Elie Wiesel, the Nobel Laureate who chronicled the Holocaust, denounced Iranian President Mahmoud Ahmadinejad as “a madman” on Tuesday and urged in an interview with me that he be put on trial for “crimes against humanity” at the International Criminal Court in the Hague.
It’s not the first time that Wiesel has spoken out against the Iranian leader he calls the “Number 1 Holocaust denier in the world.” He made the same suggestion when I interviewed him in 2009.
Ahmadinejad has stirred great emotions in New York. The fact that he was invited to address the UN General Assembly on Yom Kippur, the holiest day on the Jewish calendar, prompted Denis Hamill, a columnist for the Daily News, to write: “You simply do not invite Mahmoud Ahmadinejad, a pure evil crackpot Holocaust denier who wants to see Israel obliterated from the Earth” to the UN on this day.
As for the Iranian leader, he told Reuters that the Jewish state has “no roots” in the Middle East and would be “eliminated.” At the same time he told CNN’s Piers Morgan that he wouldn’t object if one of his children dated a Jew, that love between people of different backgrounds was “completely acceptable.”
A United Nations spokesperson explained to me that the reason Ahmadinejad was speaking on Yom Kippur was that there was a lottery to determine the order of speakers and he happened to get that slot.

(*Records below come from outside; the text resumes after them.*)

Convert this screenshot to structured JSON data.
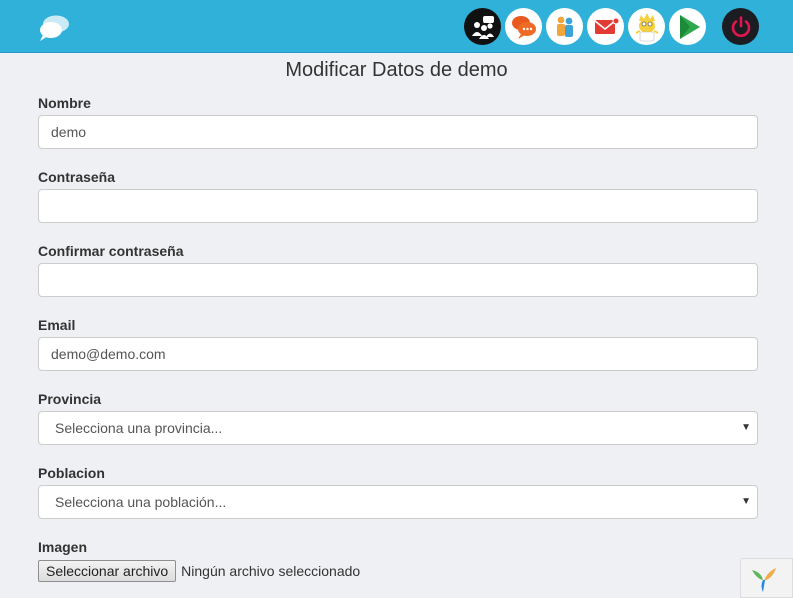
{
  "header": {
    "logo_icon": "speech-bubbles-logo-icon",
    "nav_icons": [
      "group-chat-icon",
      "orange-chat-icon",
      "friends-icon",
      "mail-icon",
      "character-icon",
      "play-icon",
      "power-icon"
    ],
    "colors": {
      "bar": "#2fb1d9",
      "power": "#e0174f"
    }
  },
  "page": {
    "title": "Modificar Datos de demo"
  },
  "form": {
    "nombre": {
      "label": "Nombre",
      "value": "demo"
    },
    "password": {
      "label": "Contraseña",
      "value": ""
    },
    "confirm_password": {
      "label": "Confirmar contraseña",
      "value": ""
    },
    "email": {
      "label": "Email",
      "value": "demo@demo.com"
    },
    "provincia": {
      "label": "Provincia",
      "selected": "Selecciona una provincia..."
    },
    "poblacion": {
      "label": "Poblacion",
      "selected": "Selecciona una población..."
    },
    "imagen": {
      "label": "Imagen",
      "button": "Seleccionar archivo",
      "status": "Ningún archivo seleccionado"
    }
  },
  "footer": {
    "badge_icon": "yii-logo-icon"
  }
}
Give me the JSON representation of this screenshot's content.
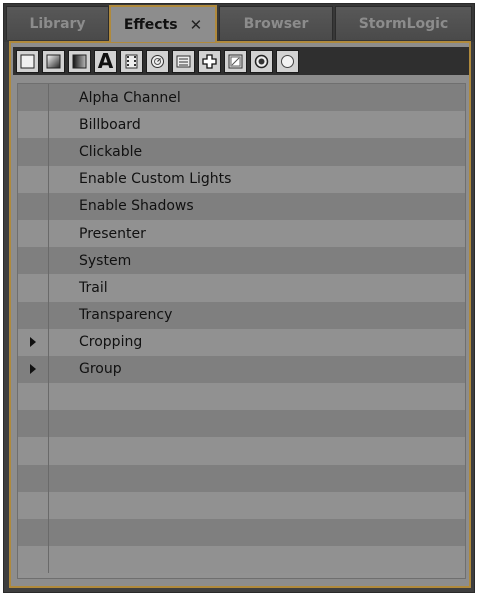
{
  "tabs": [
    {
      "label": "Library",
      "active": false
    },
    {
      "label": "Effects",
      "active": true,
      "close": "✕"
    },
    {
      "label": "Browser",
      "active": false
    },
    {
      "label": "StormLogic",
      "active": false
    }
  ],
  "toolbar": {
    "icons": [
      "blank-square-icon",
      "gradient-light-icon",
      "gradient-dark-icon",
      "text-a-icon",
      "filmstrip-icon",
      "dial-icon",
      "list-lines-icon",
      "plus-cross-icon",
      "image-frame-icon",
      "ring-icon",
      "circle-icon"
    ],
    "text_icon_glyph": "A"
  },
  "effects_list": {
    "items": [
      {
        "label": "Alpha Channel",
        "expandable": false
      },
      {
        "label": "Billboard",
        "expandable": false
      },
      {
        "label": "Clickable",
        "expandable": false
      },
      {
        "label": "Enable Custom Lights",
        "expandable": false
      },
      {
        "label": "Enable Shadows",
        "expandable": false
      },
      {
        "label": "Presenter",
        "expandable": false
      },
      {
        "label": "System",
        "expandable": false
      },
      {
        "label": "Trail",
        "expandable": false
      },
      {
        "label": "Transparency",
        "expandable": false
      },
      {
        "label": "Cropping",
        "expandable": true
      },
      {
        "label": "Group",
        "expandable": true
      }
    ]
  },
  "colors": {
    "accent_border": "#b08a3c",
    "panel_background": "#8d8d8d"
  }
}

The UN official recalled that the UN Secretary-General, Ban Ki-moon, at a meeting with
the Iranian president over the weekend “drew attention to the potentially harmful consequences of inflammatory rhetoric, counter-rhetoric and threats from various countries in the Middle East.”
I called the Iranian mission to the United Nations to get a reaction to Wiesel’s statement. They did not reply.
New York is a city that seems to thrive on controversy. And, even if his statements offend thousands, the city spares no expense to protect him. I saw that outside the Warwick Hotel, where the controversial leader is staying.
Hundreds of officers were deployed, fulfilling what the city perceives as its mission: to protect even the most unpopular among us in the tradition of New York.